  • Alma Tucker is the president of International Network of Hearts and founder and director of Courage Home in Mexico. She has dealt with human trafficking for over 20 years.
  • Alex Ortiz is the director of the Child Rescue Coalition (CRC). His mission is to protect the innocent through techology as human trafficking is becoming accessible through social media. 
  • Heidi Schaeffer is the president of Human Trafficking Coalition of the Palm Beaches. Her goal is to raise awareness about trafficking.
  • Dr. Calli Cain, an assistant professor at FAU’s School of Criminology and Criminal Justice and human trafficking educator works to inform students about the reality of human sex trafficking. 


In the expert panelist and Q&A, there were a series of multiple questions.


Schaeffer was asked how to identify human trafficking. Hedi said, human trafficking, by federal definition “is compelled labor of some sort.” In this regard, there are three elements necessary in order to prosecute a case across the board: force, fraud, and coercion. 


Tucker was asked to explain the implication of immigration in regards to human trafficking.

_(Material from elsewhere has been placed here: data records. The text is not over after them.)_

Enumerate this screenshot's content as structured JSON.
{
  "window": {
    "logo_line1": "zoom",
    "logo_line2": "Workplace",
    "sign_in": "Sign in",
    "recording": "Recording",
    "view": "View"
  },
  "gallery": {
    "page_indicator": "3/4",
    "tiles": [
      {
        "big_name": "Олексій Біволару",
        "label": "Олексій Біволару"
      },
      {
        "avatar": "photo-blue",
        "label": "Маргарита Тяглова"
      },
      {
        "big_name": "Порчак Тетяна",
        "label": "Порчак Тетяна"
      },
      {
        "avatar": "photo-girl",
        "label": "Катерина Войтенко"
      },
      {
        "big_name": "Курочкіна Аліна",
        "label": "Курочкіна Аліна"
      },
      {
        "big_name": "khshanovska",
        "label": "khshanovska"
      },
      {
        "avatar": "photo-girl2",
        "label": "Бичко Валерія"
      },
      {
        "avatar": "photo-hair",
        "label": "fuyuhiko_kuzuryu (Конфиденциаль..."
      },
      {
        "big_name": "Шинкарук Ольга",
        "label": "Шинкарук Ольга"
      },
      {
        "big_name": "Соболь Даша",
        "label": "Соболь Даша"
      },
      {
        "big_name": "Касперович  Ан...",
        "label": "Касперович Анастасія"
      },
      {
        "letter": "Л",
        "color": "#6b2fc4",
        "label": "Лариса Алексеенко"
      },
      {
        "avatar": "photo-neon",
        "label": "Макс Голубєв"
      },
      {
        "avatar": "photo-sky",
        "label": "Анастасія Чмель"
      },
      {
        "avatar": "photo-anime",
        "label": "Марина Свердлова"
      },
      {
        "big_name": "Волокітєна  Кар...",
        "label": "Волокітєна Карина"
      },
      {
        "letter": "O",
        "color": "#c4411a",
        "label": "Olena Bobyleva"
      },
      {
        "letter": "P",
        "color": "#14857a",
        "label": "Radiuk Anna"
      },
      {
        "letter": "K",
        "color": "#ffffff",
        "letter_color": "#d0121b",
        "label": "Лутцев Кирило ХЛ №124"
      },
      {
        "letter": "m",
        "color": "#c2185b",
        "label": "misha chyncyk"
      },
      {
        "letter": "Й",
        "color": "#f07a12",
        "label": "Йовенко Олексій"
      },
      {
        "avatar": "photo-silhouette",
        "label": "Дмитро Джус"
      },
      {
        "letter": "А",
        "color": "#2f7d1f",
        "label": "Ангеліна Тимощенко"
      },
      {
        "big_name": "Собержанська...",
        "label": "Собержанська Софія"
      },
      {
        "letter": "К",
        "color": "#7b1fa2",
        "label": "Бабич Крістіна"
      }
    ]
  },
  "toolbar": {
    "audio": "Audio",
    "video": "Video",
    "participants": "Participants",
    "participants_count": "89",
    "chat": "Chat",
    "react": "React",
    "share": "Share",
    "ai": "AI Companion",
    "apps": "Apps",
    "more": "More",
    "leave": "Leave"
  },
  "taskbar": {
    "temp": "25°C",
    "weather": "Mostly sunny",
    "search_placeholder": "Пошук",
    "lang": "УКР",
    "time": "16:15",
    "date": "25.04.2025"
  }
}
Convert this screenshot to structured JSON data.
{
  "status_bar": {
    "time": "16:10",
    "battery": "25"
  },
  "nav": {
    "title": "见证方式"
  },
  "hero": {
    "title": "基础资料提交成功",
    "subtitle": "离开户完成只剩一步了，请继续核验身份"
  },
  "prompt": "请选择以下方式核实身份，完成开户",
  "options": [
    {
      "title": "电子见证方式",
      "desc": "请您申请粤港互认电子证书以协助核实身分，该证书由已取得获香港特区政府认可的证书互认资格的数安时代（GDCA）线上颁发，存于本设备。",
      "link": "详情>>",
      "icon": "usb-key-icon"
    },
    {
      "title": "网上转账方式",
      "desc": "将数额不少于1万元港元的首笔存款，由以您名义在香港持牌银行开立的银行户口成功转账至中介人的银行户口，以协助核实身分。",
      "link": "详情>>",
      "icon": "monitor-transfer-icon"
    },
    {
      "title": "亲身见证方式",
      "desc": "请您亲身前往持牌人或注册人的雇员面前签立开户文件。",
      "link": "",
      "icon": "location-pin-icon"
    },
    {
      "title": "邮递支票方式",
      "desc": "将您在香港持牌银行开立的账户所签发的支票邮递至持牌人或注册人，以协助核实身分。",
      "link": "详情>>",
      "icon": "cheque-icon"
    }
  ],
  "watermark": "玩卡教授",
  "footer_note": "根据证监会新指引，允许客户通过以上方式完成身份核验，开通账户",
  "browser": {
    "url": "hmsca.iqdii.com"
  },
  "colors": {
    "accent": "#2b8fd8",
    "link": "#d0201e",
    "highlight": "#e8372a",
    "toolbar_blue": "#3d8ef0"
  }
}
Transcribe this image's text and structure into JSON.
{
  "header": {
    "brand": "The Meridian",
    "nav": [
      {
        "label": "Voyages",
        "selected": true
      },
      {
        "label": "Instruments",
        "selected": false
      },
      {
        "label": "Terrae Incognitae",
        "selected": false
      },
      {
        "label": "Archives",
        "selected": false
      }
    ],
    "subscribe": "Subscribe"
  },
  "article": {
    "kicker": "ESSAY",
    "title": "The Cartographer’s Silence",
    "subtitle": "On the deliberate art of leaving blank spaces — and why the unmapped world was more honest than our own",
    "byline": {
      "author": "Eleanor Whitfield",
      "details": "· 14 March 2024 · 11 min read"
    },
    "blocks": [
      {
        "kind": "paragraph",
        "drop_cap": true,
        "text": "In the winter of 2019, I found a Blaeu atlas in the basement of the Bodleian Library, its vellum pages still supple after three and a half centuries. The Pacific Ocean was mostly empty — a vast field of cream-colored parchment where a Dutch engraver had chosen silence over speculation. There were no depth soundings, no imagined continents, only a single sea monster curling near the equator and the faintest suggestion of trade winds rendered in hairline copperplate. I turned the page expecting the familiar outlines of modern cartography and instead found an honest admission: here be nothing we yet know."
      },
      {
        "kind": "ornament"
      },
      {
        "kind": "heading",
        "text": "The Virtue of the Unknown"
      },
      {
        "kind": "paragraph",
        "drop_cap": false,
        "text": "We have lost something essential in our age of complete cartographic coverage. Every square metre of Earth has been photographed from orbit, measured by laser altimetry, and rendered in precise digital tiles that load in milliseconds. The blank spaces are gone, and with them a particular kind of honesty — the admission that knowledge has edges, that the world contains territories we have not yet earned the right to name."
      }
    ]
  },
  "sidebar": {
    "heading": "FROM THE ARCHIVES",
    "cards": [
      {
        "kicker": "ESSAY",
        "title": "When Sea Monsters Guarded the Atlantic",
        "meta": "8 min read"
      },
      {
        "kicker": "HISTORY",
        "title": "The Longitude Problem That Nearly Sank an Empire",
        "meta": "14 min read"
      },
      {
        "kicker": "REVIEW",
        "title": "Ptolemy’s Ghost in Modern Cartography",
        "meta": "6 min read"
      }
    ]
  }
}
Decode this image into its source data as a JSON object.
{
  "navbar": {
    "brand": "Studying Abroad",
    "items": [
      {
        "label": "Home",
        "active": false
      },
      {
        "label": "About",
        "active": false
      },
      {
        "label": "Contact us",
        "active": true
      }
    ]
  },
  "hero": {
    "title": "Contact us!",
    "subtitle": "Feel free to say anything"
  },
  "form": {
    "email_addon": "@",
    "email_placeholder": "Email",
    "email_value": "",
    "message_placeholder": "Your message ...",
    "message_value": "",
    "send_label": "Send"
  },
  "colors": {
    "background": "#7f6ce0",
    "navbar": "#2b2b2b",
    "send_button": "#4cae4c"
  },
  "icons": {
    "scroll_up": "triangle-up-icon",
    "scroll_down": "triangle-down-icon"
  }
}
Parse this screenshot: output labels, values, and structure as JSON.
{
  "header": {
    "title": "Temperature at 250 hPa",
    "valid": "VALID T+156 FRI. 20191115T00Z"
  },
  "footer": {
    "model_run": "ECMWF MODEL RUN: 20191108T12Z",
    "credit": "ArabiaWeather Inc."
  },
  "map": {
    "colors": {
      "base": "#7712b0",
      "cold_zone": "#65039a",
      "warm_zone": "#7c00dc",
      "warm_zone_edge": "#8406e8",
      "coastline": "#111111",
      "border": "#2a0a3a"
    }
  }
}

Tucker said that immigration sometimes complicates human trafficking due to lack of documentation, lack of contact, vulnerability and the mass amount of escape throughout South Mexico’s borders. Traffickers take control of this situation by feeding off their innocence in regards to safety and food as well as their lack of contact and documentation, he said. This allows their crimes to be off the radar. 


Ortiz was asked how child pornography related to sex trafficking of minors. Alex stated that child pornogorphy is no longer a term, now it is reffered to as child sexual abuse material because it clearly indicates that the child has not consented to the seual act. 


Ortiz stated that social media is one of the biggest platforms to allow predators to access children due to its accessibility.  Ortiz said, “Just last year, 2019 was the first time in history that video content has surpassed image content. They recorded 70 million files, and of those 70 million files, 41 million were video content.”


As a whole, the aftermath of human trafficking can be referred to as “the psychological chains are stronger than the phsyical chains,” said Tucker. 


For more information and if in an emergency, please contact the National Human Trafficking Hotline (1) 888-373-7888 or text BeFree to 233733.


Haley Flamenbaum is a contributing writer for the University Press. For information regarding this or other stories, email [email protected].